Jason Goolsby, an 18-year-old freshman at the University of the District of Columbia (UDC), was contemplating whether to withdraw money from a Citibank ATM on Monday evening when he stopped to open the door for a woman passing by with her child in a stroller. Only moments later, police officers drove towards Goolsby and his two friends as they were leaving the bank.
Goolsby started to run when he was almost hit by one of the cop cars. Eventually, two White officers captured Goolsby and brutally twisted and pinned the teen’s arms behind his back as he screamed in pain. Officers commanded Goolsby to “stop resisting” although he was stuck to the ground and complying with being taken into custody.
“They never read me my rights after they handcuffed me,” Goolsby said while speaking with the Washington Post. “They never apologized.”
One of Goolsby’s friends witnessed the police’s excessive force and videotaped the incident, repeatedly telling the officers “He didn’t do anything.” Goolsby’s friend was restrained during the incident as well, and later shared his video of Goolsby being detained on Twitter under the handle @. As a result, sympathizers have been using the hashtag #justiceforjason to raise awareness for Goolsby’s story.
Goolsby said one of the officers explained to him that the woman (also White) who he encountered at the Citibank location had called the police. She claimed that he made her “uncomfortable” and that he may have been trying to rob ATM users. Ultimately, neither Goolsby nor his friend that taped the incident were arrested. Goolsby said he was angry at the officers and the women for racial profiling him.
“This whole thing is making my head spin,” Goolsby said.
In the corresponding police report, there is no mention of force used against Goolsby and his friend. However, it does state that the police “determined no crime was committed.” Goolsby and the woman at the bank never spoke to each other when they crossed paths at the bank.
Goolsby grew up in D.C. and is a freshman studying music at UDC. He also works as a model, and was deciding on whether he needed to take out money from the ATM after one of his studio sessions was cancelled. A protestor and former teacher of Goolsby, Erika Totten, remarked that he was “one of the sweetest kids I’ve had the honor of teaching.” Totten went on to say that blackness signifies an “automatic threat” in today’s world and that it further driven by America’s justice system.
Following immense criticism from Black Lives Matter activists and social media users, a D.C. police spokesman, Lt. Sean Conboy, said the department is “reviewing the circumstances surrounding the stop to ensure that policies and procedures were followed.”

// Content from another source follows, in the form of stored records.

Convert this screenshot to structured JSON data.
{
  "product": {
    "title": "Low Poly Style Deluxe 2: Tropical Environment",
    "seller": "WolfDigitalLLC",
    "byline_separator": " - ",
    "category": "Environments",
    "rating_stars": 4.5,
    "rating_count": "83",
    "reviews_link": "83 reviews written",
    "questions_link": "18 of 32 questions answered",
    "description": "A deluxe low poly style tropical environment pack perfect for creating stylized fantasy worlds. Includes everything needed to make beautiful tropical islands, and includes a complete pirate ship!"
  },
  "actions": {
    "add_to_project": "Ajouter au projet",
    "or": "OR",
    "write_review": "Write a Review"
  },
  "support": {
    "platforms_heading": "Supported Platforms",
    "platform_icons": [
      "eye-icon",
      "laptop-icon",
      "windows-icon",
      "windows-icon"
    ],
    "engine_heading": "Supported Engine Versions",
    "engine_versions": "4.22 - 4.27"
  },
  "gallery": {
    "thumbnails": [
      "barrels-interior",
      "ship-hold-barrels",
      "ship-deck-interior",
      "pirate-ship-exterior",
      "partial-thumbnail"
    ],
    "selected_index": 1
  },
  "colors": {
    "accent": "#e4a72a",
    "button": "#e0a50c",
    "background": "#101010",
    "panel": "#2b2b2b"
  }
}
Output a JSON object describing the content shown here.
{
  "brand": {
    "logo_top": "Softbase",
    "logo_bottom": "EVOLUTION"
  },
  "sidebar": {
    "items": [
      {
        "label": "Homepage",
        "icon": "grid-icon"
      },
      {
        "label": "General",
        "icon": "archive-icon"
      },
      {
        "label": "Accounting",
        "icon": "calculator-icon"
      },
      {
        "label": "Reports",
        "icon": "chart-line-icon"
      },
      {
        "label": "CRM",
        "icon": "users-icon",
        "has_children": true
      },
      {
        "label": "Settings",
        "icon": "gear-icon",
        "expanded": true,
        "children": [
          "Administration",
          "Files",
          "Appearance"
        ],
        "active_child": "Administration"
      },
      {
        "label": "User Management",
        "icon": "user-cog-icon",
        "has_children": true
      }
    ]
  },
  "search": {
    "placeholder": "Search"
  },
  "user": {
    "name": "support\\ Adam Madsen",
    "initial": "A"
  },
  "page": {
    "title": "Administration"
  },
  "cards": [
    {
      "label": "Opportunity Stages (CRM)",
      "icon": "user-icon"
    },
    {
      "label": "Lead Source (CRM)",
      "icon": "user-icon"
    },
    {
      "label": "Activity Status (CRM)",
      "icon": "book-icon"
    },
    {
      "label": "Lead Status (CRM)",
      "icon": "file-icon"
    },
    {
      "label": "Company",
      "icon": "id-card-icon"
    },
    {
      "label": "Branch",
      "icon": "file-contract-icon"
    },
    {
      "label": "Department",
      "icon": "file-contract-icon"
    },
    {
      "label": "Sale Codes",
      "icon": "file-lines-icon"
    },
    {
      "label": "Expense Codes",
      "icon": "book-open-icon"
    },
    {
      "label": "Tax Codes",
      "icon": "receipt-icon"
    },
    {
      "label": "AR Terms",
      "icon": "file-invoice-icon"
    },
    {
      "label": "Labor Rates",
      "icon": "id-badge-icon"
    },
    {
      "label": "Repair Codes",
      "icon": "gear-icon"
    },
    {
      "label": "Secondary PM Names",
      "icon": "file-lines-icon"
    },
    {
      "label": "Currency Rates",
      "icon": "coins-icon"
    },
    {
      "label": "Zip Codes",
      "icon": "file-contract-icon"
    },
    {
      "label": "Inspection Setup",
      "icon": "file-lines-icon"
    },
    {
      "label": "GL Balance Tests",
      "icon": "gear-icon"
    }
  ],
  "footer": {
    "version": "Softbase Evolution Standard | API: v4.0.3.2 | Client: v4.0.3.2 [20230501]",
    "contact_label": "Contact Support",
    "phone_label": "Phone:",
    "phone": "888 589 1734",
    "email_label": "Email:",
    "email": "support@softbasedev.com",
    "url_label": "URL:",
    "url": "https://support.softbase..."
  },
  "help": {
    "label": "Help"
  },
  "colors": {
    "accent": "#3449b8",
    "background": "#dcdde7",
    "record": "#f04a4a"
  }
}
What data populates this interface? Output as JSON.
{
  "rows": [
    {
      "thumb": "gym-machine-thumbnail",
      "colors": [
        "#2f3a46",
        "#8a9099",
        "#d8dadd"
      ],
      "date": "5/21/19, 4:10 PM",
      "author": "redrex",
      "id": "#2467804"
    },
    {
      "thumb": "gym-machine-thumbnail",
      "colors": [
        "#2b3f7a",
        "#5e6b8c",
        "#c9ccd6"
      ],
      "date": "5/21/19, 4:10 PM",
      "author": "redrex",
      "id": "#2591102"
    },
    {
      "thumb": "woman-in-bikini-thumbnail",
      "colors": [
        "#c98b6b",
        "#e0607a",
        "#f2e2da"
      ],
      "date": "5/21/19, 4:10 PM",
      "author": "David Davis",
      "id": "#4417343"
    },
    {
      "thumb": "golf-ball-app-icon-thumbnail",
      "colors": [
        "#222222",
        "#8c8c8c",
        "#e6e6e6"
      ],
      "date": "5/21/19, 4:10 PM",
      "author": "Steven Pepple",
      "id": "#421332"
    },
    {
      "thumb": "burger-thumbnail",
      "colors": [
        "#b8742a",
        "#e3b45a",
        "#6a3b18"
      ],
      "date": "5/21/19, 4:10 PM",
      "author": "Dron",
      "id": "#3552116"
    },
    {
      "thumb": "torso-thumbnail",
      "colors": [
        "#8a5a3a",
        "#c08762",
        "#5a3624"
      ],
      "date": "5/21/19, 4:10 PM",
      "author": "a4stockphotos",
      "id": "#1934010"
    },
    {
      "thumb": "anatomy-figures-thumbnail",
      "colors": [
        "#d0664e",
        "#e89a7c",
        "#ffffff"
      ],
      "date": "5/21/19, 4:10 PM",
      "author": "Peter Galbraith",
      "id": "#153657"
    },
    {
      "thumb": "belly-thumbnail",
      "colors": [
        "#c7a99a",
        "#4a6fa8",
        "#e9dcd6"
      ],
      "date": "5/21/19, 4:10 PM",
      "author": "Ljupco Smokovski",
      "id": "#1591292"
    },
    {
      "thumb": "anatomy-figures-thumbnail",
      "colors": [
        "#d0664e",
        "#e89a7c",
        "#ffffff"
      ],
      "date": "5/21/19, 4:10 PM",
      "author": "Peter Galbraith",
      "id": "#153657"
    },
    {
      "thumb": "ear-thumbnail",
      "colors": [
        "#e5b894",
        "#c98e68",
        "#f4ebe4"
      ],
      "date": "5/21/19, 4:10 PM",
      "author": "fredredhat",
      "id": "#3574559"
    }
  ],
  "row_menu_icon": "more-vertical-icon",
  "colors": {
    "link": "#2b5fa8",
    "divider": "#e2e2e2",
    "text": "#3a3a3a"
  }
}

Protestors blocked areas of Pennsylvania Avenue on Capitol Hill while chanting the alleged badge number of a police officer involved in the confrontation. The protest route ended at the Citibank by Eight Street, the scene of Goolsby’s encounter with the woman. Goolsby was not at the protests, nor did he know that people were gathering in his name. Below are more tweets from the demonstrations: